In 1975, after Onassis died, she signed on as an editor at Viking. Her salary was typical for publishing: $10,000 a year. In every other way, her deal was different. She worked just three days a week and left the office after lunch. All three months of the summer, she was on Martha's Vineyard. Not goofing, though --- she reveled in her work.
Two years later, Viking published a novel that came too close to her personal history, and she moved on to Doubleday. She was still a bit green. When her friend Carly Simon wanted to do a book, her superiors authorized an advance of $250,000, but told Mrs. Onassis to start at $150,000. Simon's lawyer thought $150,000 was just fine. The view of Mrs. Onassis: "We're screwing Carly."
Jackie was a friend to women.

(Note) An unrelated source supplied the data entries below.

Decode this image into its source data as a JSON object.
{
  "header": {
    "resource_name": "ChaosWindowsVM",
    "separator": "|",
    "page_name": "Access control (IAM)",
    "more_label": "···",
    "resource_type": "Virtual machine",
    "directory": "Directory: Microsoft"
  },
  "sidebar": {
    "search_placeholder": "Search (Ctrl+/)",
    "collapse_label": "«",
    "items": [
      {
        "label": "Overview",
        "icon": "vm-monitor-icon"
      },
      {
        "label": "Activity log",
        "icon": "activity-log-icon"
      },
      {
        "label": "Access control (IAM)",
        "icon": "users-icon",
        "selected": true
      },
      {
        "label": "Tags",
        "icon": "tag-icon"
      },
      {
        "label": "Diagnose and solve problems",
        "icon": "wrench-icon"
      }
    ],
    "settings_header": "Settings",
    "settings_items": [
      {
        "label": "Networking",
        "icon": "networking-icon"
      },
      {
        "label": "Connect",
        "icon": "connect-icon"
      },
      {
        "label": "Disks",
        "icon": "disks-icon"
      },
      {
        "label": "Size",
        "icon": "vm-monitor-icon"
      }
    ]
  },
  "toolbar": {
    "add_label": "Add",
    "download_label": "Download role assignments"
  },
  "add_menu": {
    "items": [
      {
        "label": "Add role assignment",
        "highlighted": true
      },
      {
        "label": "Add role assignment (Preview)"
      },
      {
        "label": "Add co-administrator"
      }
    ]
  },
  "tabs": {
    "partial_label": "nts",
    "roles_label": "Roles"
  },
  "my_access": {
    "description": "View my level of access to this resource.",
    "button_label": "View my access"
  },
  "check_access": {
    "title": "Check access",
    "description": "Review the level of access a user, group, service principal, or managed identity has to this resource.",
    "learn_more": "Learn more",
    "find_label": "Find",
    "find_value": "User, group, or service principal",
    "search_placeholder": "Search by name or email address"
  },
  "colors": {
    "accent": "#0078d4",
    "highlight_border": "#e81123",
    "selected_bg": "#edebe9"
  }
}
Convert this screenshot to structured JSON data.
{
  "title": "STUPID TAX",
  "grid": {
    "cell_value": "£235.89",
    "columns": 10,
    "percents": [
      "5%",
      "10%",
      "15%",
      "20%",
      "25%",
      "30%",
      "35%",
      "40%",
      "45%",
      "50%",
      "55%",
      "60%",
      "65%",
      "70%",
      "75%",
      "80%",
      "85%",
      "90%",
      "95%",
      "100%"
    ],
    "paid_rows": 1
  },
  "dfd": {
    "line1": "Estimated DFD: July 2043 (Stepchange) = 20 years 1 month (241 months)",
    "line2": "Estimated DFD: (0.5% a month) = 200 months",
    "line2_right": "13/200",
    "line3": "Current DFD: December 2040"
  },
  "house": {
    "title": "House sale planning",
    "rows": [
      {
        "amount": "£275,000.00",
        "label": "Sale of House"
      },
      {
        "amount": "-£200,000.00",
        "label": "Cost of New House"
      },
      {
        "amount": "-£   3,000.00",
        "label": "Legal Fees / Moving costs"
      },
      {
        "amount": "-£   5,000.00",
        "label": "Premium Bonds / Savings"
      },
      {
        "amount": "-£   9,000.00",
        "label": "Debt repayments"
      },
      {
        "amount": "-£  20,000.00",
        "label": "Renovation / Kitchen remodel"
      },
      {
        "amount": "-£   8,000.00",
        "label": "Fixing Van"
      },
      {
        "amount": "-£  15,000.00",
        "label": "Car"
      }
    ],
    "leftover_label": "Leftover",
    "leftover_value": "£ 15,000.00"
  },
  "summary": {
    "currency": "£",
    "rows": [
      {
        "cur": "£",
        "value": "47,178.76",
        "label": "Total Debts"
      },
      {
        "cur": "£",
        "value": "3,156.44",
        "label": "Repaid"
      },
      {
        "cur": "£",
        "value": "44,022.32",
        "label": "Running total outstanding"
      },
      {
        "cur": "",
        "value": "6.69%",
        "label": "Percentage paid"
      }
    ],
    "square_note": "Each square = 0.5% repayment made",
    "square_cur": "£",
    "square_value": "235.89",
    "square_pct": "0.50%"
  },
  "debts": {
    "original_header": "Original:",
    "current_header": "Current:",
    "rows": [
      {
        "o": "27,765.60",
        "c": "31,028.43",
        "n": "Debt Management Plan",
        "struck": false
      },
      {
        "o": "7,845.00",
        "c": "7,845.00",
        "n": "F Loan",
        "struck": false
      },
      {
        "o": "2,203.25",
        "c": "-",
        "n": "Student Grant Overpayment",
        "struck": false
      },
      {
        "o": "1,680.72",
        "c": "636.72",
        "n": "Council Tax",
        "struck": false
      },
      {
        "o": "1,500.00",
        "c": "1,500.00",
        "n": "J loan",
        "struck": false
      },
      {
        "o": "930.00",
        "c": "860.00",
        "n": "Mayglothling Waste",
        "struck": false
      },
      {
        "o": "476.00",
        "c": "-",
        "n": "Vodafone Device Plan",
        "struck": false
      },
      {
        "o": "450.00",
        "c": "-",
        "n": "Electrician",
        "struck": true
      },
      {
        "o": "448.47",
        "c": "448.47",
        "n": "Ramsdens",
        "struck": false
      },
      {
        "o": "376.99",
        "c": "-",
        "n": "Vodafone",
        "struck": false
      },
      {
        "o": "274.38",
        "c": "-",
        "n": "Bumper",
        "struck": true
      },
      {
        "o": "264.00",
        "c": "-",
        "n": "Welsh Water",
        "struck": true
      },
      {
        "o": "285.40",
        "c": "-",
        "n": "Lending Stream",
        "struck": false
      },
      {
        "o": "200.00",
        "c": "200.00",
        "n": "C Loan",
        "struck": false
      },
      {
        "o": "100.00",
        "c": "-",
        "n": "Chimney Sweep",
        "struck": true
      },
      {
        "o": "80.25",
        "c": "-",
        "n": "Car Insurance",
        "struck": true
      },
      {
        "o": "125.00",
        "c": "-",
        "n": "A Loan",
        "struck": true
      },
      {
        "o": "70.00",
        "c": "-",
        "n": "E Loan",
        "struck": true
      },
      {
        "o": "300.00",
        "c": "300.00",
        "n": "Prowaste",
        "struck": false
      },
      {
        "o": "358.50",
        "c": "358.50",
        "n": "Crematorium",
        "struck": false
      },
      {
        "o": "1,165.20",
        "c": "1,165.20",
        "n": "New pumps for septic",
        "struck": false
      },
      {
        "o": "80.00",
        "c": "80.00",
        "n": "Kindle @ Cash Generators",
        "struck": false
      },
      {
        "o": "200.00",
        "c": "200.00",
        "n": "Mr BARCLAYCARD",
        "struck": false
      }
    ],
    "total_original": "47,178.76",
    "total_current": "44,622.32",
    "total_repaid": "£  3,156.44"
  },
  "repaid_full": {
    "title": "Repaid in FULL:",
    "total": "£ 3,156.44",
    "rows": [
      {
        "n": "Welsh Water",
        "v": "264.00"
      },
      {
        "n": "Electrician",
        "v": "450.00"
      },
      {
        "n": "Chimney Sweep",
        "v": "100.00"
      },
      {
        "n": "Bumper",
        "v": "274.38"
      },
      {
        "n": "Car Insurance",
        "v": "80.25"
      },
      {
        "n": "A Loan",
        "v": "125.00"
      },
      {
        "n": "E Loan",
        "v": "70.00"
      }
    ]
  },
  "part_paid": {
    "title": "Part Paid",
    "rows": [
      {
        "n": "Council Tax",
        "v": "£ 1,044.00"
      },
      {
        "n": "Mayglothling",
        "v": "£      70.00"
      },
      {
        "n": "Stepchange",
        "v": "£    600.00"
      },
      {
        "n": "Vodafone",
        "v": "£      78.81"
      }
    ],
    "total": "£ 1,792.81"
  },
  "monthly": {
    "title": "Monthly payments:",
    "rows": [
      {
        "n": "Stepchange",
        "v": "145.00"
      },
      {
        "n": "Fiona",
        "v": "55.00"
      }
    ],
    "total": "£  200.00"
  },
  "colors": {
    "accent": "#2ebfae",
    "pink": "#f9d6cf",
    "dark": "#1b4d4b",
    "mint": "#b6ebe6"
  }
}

But she was an irresistible to men. "I did everything she told me to do," the legal counsel to the Metropolitan Museum remarked. "We all did."
Because she was such a magnet for authors, Kuhn argues, she could pretty much choose what she wanted to publish --- and in her choices "she commented in the most public way possible what she thought of the institution of marriage, about presidential mistresses, about what it was like to have a career in order to circumvent unhappiness in a marriage, about Marilyn Monroe's sex appeal and Maria Callas's eyes, and about how a woman might guard her privacy in the midst of a marriage the world regards as public business."
From there, Kuhn deals quite specifically with books and authors and the editing process. Yes, it's very much like a psychiatric analysis. But it's also inside baseball, and there are many readers who will start skimming. Too bad --- there's a lot of great dish here and, because Kuhn has clearly learned more about his subject than he can use, there are arrows to conclusions about this woman that have nothing to do with books.
Jacqueline Onassis was nothing if not careful about revelations of her personal life. That will continue. As Kuhn writes, "She included in her will a line instructing her child to resist the publication of her letters." So until a biographer comes along with the patience, the skill and the connections to get the still-untold story of Jacqueline Onassis' life, Kuhn has it right --- by her work shall we know her.
To read the prologue to William Kuhn's book, click here.
[Cross-posted from HeadButler.com]